DIRECTIONS :: Pick out every line of the entries below where "Create" occurs, and copy those lines.

+++

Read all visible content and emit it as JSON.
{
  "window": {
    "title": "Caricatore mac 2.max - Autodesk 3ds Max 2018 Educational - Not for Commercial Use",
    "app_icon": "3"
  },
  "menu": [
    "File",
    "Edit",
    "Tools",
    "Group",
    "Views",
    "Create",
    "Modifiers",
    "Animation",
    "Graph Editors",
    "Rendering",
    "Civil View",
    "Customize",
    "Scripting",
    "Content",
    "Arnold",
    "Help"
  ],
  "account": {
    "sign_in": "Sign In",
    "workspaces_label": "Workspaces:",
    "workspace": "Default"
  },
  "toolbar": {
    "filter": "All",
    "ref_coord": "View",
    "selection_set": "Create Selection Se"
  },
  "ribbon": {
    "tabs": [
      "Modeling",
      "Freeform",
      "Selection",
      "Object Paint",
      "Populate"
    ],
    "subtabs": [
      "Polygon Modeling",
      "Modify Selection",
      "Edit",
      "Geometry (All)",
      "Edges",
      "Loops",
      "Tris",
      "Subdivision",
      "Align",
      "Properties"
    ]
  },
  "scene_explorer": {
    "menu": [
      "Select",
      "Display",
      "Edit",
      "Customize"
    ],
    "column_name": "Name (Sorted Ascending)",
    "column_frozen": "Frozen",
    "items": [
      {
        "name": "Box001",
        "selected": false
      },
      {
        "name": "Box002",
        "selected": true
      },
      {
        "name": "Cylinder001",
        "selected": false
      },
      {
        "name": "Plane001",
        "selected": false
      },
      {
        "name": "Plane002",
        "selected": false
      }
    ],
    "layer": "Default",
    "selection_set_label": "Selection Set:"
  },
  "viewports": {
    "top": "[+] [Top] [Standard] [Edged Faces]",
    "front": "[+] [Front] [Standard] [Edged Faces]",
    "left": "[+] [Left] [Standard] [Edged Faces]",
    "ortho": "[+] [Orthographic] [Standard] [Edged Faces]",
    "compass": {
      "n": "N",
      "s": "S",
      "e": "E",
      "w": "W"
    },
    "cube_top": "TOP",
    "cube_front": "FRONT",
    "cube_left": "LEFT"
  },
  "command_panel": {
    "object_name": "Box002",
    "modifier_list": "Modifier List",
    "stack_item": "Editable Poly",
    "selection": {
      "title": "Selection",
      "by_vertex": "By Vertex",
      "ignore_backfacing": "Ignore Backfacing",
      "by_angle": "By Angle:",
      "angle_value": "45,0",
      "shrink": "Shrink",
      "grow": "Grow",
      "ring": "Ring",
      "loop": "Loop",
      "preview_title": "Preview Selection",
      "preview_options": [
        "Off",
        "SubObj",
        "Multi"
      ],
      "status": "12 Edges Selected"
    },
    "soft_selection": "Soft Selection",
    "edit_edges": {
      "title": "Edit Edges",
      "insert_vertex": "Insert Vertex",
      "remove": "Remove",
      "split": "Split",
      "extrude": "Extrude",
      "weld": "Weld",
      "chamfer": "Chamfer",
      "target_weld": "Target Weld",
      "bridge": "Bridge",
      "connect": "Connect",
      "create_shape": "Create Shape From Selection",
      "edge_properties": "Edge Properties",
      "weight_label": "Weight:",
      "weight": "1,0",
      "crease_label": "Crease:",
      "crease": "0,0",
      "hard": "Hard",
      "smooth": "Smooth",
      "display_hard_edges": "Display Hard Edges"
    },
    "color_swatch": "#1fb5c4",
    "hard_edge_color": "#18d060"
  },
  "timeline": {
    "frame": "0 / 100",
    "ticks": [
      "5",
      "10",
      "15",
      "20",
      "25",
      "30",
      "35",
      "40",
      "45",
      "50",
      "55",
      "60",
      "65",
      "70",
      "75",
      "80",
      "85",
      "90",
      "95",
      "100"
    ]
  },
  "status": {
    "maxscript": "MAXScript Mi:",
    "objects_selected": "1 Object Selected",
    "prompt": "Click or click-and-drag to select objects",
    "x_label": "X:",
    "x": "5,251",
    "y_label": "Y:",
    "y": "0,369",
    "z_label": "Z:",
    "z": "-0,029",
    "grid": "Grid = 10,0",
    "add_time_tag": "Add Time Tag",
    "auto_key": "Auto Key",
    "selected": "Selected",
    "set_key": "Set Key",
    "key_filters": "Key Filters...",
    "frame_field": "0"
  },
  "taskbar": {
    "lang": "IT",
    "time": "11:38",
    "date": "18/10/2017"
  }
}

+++

OUTPUT OF THE EXERCISE ::
    "Create",
    "selection_set": "Create Selection Se"
      "create_shape": "Create Shape From Selection",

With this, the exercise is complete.